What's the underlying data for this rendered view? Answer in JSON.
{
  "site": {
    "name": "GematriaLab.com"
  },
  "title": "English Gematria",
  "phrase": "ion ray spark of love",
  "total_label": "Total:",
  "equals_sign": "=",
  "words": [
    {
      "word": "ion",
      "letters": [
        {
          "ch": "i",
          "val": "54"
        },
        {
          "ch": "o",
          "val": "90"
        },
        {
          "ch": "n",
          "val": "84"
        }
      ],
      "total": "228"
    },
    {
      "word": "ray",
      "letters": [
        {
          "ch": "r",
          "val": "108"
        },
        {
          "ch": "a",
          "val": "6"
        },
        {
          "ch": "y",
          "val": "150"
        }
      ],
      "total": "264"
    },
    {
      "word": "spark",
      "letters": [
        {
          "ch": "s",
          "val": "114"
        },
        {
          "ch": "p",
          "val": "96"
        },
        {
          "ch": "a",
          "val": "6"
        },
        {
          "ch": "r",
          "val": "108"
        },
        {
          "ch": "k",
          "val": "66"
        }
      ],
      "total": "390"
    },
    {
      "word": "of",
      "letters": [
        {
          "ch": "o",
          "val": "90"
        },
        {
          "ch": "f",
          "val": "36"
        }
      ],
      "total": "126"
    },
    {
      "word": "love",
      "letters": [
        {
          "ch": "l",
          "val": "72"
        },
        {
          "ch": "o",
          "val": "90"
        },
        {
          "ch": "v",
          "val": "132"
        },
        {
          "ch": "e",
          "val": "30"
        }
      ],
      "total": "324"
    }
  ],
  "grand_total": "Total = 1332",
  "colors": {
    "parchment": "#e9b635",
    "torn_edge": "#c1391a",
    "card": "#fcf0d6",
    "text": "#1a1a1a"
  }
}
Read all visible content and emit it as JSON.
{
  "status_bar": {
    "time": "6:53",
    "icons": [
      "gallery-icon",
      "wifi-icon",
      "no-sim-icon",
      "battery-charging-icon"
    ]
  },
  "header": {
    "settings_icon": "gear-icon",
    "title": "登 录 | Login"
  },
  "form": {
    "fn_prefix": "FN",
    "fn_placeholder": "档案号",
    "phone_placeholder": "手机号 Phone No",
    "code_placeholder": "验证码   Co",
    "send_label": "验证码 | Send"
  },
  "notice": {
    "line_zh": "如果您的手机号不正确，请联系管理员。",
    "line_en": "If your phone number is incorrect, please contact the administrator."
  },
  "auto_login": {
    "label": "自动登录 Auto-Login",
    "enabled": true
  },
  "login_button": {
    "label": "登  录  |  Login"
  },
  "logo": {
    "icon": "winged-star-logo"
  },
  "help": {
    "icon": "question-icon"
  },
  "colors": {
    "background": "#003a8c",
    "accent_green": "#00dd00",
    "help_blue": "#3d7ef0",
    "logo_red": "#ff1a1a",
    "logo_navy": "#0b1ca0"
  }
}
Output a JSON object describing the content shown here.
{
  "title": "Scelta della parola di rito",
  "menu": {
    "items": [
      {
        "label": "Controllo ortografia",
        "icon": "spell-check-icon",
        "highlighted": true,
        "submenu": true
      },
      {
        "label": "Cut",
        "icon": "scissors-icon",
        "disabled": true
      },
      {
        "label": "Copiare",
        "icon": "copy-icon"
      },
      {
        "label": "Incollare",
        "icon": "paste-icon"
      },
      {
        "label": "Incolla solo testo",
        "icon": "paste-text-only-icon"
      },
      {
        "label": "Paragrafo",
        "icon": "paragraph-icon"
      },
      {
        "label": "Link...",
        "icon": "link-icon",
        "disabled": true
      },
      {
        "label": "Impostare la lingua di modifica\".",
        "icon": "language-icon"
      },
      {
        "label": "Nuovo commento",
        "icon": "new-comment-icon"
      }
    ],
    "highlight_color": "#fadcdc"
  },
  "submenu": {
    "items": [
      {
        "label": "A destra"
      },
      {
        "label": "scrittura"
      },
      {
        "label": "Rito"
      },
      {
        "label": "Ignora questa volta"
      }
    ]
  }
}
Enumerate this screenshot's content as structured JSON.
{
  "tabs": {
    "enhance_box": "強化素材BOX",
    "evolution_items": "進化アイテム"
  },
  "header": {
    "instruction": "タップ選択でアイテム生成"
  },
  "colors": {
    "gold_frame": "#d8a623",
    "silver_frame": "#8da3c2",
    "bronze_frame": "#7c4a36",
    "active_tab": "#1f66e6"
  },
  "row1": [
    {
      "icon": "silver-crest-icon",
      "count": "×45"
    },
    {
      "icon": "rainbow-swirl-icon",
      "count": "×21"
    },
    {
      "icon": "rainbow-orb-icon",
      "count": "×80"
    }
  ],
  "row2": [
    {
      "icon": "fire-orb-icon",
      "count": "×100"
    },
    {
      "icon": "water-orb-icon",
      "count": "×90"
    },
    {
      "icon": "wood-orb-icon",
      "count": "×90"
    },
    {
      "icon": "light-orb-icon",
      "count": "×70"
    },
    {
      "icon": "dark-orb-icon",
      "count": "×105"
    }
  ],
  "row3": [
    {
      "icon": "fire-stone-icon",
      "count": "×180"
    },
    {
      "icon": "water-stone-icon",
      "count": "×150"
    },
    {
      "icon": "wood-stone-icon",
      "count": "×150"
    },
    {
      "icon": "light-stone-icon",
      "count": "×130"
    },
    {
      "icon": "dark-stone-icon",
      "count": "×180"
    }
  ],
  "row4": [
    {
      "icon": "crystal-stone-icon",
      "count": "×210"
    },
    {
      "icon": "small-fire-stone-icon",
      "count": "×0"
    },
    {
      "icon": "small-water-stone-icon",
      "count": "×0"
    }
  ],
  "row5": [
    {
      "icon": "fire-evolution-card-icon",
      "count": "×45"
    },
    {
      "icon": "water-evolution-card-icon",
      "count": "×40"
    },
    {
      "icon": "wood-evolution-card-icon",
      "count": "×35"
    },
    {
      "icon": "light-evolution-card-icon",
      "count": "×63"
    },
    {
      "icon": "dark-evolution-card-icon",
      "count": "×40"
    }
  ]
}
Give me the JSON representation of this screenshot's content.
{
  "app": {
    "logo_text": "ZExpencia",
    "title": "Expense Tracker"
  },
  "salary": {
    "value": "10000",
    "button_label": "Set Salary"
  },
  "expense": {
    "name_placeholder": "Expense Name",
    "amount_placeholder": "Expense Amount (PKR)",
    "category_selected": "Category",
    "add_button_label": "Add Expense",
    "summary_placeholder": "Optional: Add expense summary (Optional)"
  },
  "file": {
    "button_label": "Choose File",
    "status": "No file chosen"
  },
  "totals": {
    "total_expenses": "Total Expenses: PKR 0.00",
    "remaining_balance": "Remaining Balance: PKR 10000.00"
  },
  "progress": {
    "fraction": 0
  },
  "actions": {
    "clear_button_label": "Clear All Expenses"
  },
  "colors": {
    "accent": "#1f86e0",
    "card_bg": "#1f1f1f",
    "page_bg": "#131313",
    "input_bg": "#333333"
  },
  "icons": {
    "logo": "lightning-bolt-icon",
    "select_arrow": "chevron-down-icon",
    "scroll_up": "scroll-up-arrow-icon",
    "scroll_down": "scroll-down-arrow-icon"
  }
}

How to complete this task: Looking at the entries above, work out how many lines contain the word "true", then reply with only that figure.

Solution to this problem: 5